[Records excerpted from a collection]
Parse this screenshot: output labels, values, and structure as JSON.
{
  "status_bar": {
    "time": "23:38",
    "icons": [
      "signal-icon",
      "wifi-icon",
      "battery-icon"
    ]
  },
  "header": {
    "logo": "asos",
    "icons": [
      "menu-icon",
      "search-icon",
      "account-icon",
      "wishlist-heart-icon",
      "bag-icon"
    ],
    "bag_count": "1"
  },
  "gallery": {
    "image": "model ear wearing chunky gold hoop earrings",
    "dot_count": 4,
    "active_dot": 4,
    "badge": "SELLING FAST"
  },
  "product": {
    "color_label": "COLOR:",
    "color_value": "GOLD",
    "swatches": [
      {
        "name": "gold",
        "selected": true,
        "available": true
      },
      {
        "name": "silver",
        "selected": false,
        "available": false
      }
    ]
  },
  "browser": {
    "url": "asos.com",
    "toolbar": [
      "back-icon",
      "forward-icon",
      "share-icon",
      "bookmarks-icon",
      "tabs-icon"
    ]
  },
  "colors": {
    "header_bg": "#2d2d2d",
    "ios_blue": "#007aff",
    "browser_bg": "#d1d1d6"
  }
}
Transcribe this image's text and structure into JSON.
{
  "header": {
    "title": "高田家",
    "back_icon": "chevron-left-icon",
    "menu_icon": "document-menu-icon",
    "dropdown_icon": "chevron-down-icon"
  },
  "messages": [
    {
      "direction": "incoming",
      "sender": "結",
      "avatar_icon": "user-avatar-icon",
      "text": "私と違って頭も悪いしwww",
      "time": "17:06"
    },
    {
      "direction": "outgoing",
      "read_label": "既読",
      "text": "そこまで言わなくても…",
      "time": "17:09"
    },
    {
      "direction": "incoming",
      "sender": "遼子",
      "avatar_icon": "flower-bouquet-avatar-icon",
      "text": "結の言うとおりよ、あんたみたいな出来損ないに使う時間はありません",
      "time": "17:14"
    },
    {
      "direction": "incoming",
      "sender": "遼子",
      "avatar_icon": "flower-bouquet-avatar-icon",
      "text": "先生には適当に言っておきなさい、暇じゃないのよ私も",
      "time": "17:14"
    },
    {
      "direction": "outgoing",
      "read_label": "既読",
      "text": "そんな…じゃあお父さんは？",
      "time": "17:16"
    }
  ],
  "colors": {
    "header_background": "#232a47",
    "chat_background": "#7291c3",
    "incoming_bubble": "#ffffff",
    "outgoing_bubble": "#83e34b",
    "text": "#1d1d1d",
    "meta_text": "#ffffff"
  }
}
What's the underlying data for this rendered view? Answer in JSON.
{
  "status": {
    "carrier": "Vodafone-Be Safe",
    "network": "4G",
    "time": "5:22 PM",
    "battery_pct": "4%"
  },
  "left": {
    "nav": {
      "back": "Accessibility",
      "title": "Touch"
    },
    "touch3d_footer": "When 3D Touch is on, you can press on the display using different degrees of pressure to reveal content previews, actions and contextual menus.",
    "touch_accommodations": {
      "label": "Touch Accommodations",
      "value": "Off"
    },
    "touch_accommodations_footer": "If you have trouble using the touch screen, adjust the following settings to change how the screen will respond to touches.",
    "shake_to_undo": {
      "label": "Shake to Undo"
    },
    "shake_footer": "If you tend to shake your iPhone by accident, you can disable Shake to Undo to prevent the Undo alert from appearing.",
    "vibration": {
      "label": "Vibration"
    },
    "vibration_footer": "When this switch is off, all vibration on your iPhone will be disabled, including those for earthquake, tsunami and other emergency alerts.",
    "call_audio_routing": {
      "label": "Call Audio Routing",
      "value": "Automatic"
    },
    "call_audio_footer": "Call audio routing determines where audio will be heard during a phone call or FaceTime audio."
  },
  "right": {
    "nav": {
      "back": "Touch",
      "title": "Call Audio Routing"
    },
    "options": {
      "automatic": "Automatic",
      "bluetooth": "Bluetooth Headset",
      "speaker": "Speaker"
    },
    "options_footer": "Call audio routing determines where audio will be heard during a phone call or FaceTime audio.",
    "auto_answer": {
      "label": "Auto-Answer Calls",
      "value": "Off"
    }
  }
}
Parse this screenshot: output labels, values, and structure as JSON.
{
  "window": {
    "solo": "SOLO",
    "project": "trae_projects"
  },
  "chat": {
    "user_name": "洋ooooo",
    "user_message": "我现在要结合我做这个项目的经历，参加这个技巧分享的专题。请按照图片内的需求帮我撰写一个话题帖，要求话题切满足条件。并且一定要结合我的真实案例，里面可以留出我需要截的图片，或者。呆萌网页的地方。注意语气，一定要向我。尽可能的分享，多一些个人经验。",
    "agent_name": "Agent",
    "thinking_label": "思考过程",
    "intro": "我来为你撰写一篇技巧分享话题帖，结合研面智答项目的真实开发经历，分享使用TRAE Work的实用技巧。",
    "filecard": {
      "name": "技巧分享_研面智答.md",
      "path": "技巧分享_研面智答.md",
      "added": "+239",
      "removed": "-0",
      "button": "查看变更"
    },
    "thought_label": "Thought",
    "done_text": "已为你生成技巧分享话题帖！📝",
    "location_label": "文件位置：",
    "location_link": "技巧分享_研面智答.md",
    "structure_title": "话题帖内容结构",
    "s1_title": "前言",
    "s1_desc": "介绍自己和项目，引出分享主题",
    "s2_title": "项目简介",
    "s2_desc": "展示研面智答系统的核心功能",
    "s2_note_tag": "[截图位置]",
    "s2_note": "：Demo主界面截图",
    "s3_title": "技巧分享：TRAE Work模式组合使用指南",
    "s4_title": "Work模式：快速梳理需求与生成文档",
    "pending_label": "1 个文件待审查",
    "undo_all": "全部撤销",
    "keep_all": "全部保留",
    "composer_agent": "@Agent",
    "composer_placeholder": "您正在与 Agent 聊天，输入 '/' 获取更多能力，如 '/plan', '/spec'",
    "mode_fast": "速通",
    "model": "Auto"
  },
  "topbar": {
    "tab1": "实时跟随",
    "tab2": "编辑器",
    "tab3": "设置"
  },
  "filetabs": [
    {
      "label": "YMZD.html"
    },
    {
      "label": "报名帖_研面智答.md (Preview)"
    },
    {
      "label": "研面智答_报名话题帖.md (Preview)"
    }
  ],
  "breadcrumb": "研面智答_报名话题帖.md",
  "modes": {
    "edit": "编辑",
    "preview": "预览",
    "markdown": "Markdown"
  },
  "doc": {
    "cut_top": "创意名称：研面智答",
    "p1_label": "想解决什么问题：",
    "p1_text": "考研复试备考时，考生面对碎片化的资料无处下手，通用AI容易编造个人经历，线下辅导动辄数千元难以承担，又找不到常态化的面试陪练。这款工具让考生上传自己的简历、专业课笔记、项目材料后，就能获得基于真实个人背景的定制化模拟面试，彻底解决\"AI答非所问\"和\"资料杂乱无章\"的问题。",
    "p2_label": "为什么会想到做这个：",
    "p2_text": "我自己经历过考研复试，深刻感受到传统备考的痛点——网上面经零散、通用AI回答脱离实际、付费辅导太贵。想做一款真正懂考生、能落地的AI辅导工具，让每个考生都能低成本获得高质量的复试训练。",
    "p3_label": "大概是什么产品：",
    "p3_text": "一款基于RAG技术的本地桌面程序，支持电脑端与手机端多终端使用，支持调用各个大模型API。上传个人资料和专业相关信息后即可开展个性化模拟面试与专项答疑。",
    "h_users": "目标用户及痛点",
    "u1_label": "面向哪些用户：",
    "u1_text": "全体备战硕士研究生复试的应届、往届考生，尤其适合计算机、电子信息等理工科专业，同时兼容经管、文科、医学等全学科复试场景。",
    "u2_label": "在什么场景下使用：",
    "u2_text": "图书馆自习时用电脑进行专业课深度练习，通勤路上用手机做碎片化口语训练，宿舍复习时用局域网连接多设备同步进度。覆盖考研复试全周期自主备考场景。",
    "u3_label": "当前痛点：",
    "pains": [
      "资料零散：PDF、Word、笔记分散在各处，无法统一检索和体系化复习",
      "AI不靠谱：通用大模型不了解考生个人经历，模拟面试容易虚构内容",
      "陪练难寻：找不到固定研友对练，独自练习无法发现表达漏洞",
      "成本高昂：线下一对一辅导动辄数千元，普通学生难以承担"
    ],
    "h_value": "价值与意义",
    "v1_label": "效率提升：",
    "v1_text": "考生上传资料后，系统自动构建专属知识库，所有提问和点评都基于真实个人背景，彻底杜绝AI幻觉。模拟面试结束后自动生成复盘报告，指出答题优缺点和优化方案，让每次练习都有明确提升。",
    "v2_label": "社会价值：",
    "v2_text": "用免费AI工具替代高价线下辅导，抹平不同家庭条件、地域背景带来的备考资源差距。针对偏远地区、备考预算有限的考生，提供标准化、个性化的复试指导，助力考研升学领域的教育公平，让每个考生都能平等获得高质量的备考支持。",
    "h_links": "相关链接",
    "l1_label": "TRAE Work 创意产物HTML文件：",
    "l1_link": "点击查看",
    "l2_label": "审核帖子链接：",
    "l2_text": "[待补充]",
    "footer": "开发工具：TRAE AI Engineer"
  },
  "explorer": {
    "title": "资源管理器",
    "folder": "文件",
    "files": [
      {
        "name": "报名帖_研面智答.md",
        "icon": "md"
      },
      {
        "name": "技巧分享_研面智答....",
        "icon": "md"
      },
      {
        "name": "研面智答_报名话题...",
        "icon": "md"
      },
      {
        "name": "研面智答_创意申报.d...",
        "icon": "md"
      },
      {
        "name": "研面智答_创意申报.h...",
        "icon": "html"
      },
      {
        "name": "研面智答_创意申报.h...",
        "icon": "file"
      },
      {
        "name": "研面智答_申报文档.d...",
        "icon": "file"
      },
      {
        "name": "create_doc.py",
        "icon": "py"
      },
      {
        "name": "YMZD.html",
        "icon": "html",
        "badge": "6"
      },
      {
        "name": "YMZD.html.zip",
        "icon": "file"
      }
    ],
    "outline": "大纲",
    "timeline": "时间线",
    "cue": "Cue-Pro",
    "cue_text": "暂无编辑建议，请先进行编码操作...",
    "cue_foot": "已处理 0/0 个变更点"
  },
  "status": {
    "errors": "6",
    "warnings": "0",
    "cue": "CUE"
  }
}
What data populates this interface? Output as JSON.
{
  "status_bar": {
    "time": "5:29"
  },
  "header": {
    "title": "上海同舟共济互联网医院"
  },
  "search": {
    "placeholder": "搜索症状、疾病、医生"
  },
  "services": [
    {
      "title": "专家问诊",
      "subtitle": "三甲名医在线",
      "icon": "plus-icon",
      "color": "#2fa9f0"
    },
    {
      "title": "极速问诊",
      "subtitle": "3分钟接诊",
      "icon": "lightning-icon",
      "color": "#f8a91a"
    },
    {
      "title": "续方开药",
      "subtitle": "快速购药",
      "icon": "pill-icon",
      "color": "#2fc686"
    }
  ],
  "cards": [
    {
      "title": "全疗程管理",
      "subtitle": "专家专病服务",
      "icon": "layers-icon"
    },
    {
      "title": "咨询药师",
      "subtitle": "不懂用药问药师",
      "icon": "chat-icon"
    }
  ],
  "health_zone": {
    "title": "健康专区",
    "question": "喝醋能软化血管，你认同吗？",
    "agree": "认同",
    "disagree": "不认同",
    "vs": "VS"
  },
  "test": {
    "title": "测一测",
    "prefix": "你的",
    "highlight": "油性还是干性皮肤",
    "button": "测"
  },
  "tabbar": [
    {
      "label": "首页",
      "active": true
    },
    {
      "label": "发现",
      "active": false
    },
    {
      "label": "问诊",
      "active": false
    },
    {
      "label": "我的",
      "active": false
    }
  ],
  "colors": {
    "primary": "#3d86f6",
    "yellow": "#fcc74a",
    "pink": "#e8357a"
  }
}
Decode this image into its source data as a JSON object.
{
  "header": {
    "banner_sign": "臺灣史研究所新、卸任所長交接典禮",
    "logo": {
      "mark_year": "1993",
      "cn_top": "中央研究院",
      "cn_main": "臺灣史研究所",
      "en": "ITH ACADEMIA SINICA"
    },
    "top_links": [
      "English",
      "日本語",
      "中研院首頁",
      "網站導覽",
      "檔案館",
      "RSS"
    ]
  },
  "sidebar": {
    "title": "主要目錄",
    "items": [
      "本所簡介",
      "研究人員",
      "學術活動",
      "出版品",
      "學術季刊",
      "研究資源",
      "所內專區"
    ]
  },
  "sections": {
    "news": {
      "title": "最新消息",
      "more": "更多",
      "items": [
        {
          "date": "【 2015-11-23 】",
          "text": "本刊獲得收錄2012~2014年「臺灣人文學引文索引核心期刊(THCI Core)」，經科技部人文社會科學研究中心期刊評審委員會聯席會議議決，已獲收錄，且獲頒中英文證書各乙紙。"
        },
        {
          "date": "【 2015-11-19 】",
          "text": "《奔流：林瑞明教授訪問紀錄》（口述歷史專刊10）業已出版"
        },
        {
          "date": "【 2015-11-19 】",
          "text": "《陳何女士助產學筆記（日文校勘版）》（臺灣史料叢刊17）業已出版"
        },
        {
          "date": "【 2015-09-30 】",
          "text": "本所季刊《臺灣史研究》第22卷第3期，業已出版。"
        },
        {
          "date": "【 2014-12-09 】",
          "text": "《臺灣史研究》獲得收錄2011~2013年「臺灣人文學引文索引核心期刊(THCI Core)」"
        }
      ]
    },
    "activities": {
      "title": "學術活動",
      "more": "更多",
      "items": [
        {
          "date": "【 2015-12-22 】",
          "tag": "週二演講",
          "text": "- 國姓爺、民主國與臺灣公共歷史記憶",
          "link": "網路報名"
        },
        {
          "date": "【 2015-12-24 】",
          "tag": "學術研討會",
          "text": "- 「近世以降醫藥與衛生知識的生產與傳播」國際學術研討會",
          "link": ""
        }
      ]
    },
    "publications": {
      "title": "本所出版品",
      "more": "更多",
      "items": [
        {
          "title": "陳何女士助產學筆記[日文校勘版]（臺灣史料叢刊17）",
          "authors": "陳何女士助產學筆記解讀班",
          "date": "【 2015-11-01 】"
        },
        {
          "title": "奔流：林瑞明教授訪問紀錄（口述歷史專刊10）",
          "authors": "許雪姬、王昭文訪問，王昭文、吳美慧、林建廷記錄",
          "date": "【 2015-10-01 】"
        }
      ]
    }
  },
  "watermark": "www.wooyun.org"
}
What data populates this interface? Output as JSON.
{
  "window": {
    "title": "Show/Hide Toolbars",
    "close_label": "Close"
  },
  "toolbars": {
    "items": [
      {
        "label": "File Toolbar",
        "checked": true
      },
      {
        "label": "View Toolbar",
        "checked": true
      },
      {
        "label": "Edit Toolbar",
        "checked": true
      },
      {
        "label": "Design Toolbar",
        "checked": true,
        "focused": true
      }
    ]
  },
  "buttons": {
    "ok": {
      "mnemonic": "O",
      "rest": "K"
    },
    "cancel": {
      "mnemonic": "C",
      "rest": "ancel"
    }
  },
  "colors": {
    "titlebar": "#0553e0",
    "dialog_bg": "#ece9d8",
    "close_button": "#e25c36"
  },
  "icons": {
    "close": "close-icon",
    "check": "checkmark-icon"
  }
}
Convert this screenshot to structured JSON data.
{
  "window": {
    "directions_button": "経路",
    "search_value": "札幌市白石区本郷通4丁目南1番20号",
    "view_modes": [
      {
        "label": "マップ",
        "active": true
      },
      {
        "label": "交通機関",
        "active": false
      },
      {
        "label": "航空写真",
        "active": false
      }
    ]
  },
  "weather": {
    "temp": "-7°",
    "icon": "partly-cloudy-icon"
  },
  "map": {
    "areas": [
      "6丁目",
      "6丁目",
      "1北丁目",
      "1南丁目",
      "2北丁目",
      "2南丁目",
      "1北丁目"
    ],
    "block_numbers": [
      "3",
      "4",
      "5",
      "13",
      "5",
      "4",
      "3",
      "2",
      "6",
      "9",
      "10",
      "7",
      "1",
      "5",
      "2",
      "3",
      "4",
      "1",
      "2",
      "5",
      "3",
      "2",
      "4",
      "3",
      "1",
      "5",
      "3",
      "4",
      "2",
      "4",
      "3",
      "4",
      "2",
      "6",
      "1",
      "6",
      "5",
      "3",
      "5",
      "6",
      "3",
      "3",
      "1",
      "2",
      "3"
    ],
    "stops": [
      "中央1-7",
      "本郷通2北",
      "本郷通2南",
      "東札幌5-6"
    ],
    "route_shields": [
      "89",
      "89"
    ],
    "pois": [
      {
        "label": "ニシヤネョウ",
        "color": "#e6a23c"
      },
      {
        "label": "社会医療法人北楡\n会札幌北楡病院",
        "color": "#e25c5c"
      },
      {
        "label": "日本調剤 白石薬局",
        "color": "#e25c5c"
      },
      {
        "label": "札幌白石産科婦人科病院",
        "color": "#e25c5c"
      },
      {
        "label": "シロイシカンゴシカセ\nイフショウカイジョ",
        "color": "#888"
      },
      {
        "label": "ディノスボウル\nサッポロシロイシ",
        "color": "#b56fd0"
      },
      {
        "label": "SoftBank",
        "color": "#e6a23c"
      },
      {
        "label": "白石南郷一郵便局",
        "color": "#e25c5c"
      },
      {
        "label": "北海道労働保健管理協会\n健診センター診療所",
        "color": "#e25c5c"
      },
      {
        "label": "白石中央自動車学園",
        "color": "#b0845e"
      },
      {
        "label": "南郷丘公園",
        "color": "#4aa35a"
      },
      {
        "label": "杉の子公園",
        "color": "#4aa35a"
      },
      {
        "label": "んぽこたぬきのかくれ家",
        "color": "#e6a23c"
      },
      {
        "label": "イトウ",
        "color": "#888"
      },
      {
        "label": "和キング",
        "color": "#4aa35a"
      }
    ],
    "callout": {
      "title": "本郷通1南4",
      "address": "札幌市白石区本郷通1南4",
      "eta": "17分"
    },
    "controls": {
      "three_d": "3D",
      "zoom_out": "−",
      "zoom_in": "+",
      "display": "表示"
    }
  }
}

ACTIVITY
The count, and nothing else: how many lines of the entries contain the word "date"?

FINISHED EXERCISE
9